I’ll begin with an old friend of mine; Marie who writes for Prairie Eco Thrifter. She published a letter to her children and grandchildren. It is deeply meaningful, it is poetic and it is about what matters in life: relationships with others, enjoyment of the world around and the wonder of existence and the change of generations. This letter is about life and leaving legacy.
I told you about Althucher Confidential, didn’t I? I still read the site with pleasure and pine after reading every article: I can’t wait for the next and envy anyone who has not read this one yet. The article I’d like to mention to you, my reader, today is about the things James learned while daytrading millions of dollars. The main message of the article is in the last thing learned: it’s never about the money. It is about acceptance, patience, doing rather than only hoping, relishing uncertainty, and being able to say ‘no’. No it’s not about the money; it is about laughter, health and being happy. Money is just something that goes with all these things.
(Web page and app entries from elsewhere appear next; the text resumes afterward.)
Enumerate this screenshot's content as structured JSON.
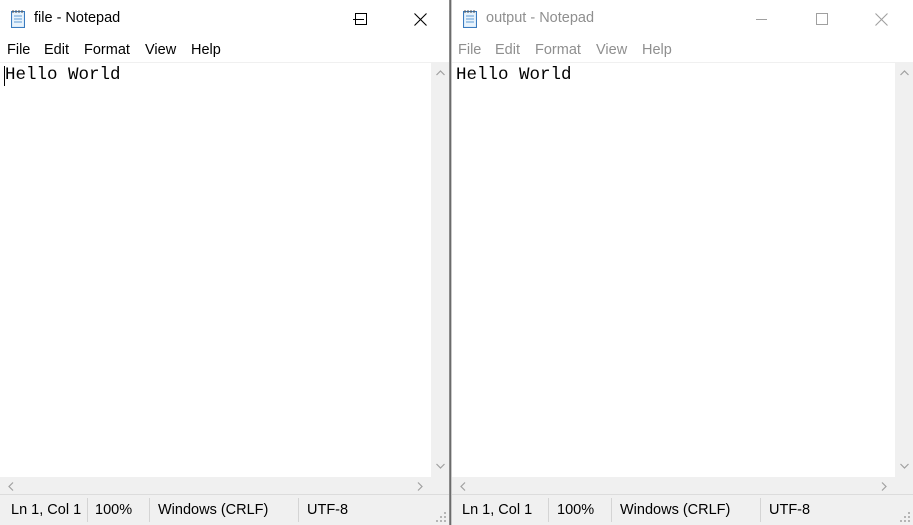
{
  "windows": [
    {
      "id": "left",
      "active": true,
      "title": "file - Notepad",
      "menu": [
        "File",
        "Edit",
        "Format",
        "View",
        "Help"
      ],
      "content": "Hello World",
      "status": {
        "position": "Ln 1, Col 1",
        "zoom": "100%",
        "line_ending": "Windows (CRLF)",
        "encoding": "UTF-8"
      }
    },
    {
      "id": "right",
      "active": false,
      "title": "output - Notepad",
      "menu": [
        "File",
        "Edit",
        "Format",
        "View",
        "Help"
      ],
      "content": "Hello World",
      "status": {
        "position": "Ln 1, Col 1",
        "zoom": "100%",
        "line_ending": "Windows (CRLF)",
        "encoding": "UTF-8"
      }
    }
  ],
  "icons": {
    "app": "notepad-icon",
    "minimize": "minimize-icon",
    "maximize": "maximize-icon",
    "close": "close-icon",
    "scroll_up": "chevron-up-icon",
    "scroll_down": "chevron-down-icon",
    "scroll_left": "chevron-left-icon",
    "scroll_right": "chevron-right-icon",
    "grip": "resize-grip-icon"
  },
  "colors": {
    "window_bg": "#ffffff",
    "statusbar_bg": "#f0f0f0",
    "inactive_text": "#8f8f8f",
    "active_text": "#000000"
  }
}
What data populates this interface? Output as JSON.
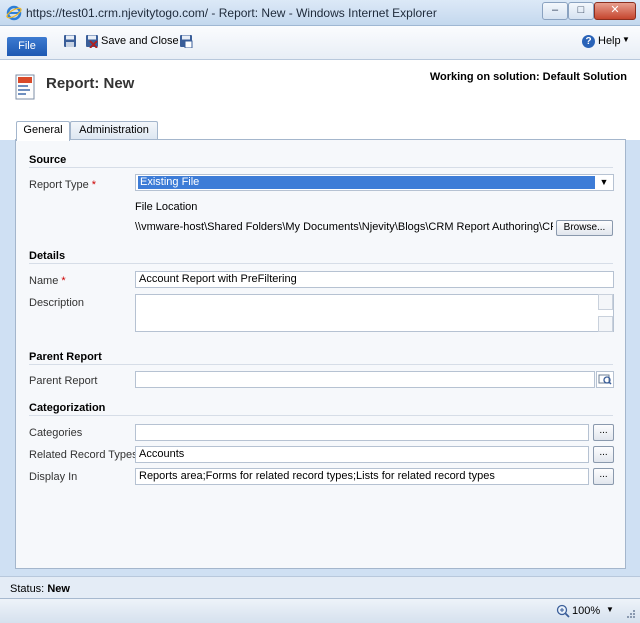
{
  "window": {
    "title": "https://test01.crm.njevitytogo.com/ - Report: New - Windows Internet Explorer",
    "minimize": "–",
    "maximize": "□",
    "close": "✕"
  },
  "toolbar": {
    "file_label": "File",
    "save_and_close_label": "Save and Close",
    "help_label": "Help"
  },
  "header": {
    "title": "Report: New",
    "solution": "Working on solution: Default Solution"
  },
  "tabs": [
    {
      "label": "General",
      "active": true
    },
    {
      "label": "Administration",
      "active": false
    }
  ],
  "form": {
    "source": {
      "title": "Source",
      "report_type_label": "Report Type",
      "report_type_value": "Existing File",
      "file_location_label": "File Location",
      "file_location_value": "\\\\vmware-host\\Shared Folders\\My Documents\\Njevity\\Blogs\\CRM Report Authoring\\CRM Re",
      "browse_label": "Browse..."
    },
    "details": {
      "title": "Details",
      "name_label": "Name",
      "name_value": "Account Report with PreFiltering",
      "description_label": "Description",
      "description_value": ""
    },
    "parent": {
      "title": "Parent Report",
      "parent_label": "Parent Report",
      "parent_value": ""
    },
    "categorization": {
      "title": "Categorization",
      "categories_label": "Categories",
      "categories_value": "",
      "related_label": "Related Record Types",
      "related_value": "Accounts",
      "display_label": "Display In",
      "display_value": "Reports area;Forms for related record types;Lists for related record types",
      "dots_label": "..."
    }
  },
  "status": {
    "label": "Status:",
    "value": "New"
  },
  "ie_status": {
    "zoom": "100%"
  },
  "required_marker": "*"
}
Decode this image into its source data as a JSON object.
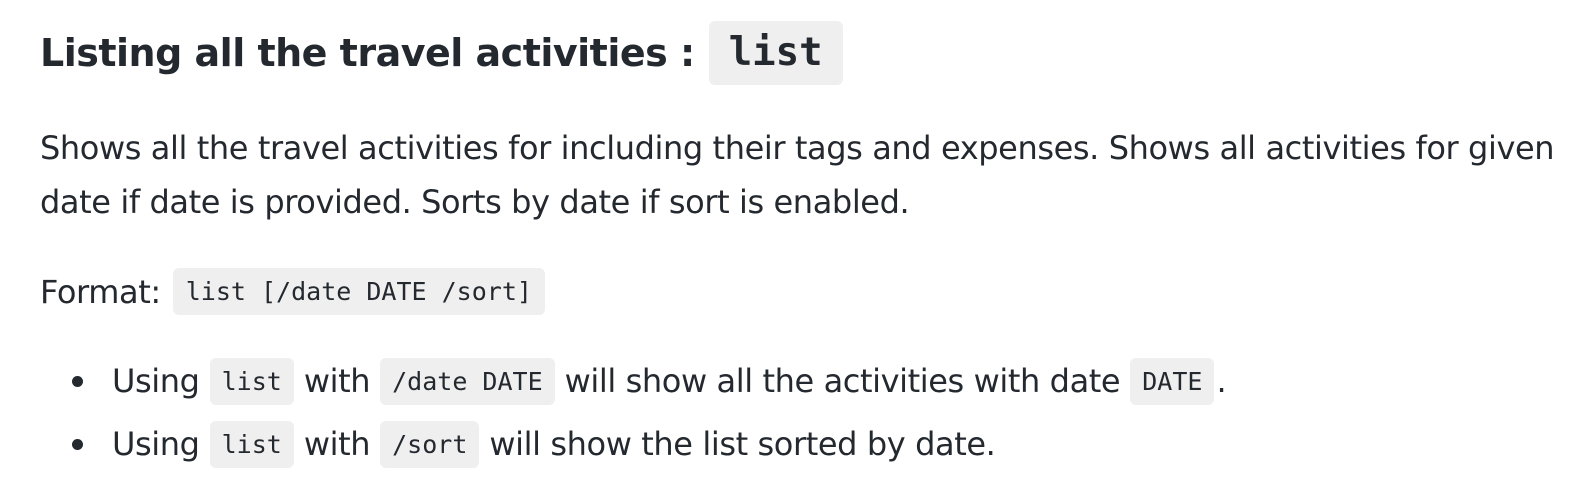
{
  "heading": {
    "text": "Listing all the travel activities :",
    "code": "list"
  },
  "description": "Shows all the travel activities for including their tags and expenses. Shows all activities for given date if date is provided. Sorts by date if sort is enabled.",
  "format": {
    "label": "Format:",
    "code": "list [/date DATE /sort]"
  },
  "bullets": [
    {
      "parts": [
        "Using",
        "list",
        "with",
        "/date DATE",
        "will show all the activities with date",
        "DATE",
        "."
      ]
    },
    {
      "parts": [
        "Using",
        "list",
        "with",
        "/sort",
        "will show the list sorted by date."
      ]
    }
  ]
}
Another favourite of mine is Seth Godin. Most days, I get up, brush my teeth and go to Seth Godin’s site for wisdom, provocation and inspiration. Today, I’d like to tell you about a thought provoking article he published on ‘the moderation glitch‘. This sounds fancy but it is very simple indeed and it is something we all know: there comes a time when more doesn’t make it better. Quite the reverse, more can make things so much worse. There is always an optimal point at which we get the maximum returns for particular action; after that its effectiveness starts going down. For instance, for bad behaviour school children get detention (they have to stay as school after lessons). This probably has some positive effect when sparsely used and the transgression is serious enough. But couple of weeks ago, my son got detention for forgetting his carrot! Yep, they had cooking lessons and he forgot to take in a carrot. This made him laugh so hard that all future detentions are likely to be taken in a similar light hearted way. Problem is, we never know where is the point where the returns start to diminish; so we are destined to under- or over shoot.
This time I’ve saved the best for last. I’ve always liked Paula Pant from Afford Anything: she is smart, she can write and she certainly does things and goes places. Recently she published an article that made so much sense to me that it stopped me in my tracks: it is about the nexus of freedoms. Let me explain.
One thing I’ve always admired about Paula is that she has a very clear message: money is not to buy things, it is to buy choices. Simple and strong! I also happen to agree whole heartedly with this.
In the article I’d like you to go and read – the one about the three freedoms – Paula takes this a step further. Ultimately, she implies, wealth is not measured by the amount of money you have but by whether or not you have achieved three freedoms: debt freedom, location freedom and financial freedom. The first one is self explanatory; the second one is about organising your life so that you can spend time anywhere on the planet when you wish; and the third one is about, as I call it, not having to be employed.
Have you heard about homophilly? This is about our natural tendency to like people like us and to appreciate writing (and ideas) most similar to our own. This is it! Go read Afford Anything.
I am very happy to tell you that The Money Principle has finally graduated to PR4. This is wonderful news and we are very happy; as I explained to some academic colleagues of mine, getting to PR 4 is like getting a Senor Lectureship in the UK, or getting on the tenure track in the US – it rocks.
Also, if you have missed my guest post on the Yakezie website please go and read it: it is for bloggers but I believe that there are things in it that will benefit any writer.
During the last couple of weeks, The Money Principle has been included in the following carnivals:
Carnival of Retirement at Investing Five Daily
Yakezie Carnival at Growing Money Smart
Aspiring Blogger Fin. Carnival at Aspiring Blogger
Carn of MoneyPros at Money Pros
Carn Financial Independence at Carnival of Financial Independence
Carn. of Fin. Camaraderie at Micro’s Missions
Lifestyle Carnival at Hurricanes, Panties
This is all for now; good night and speak soon.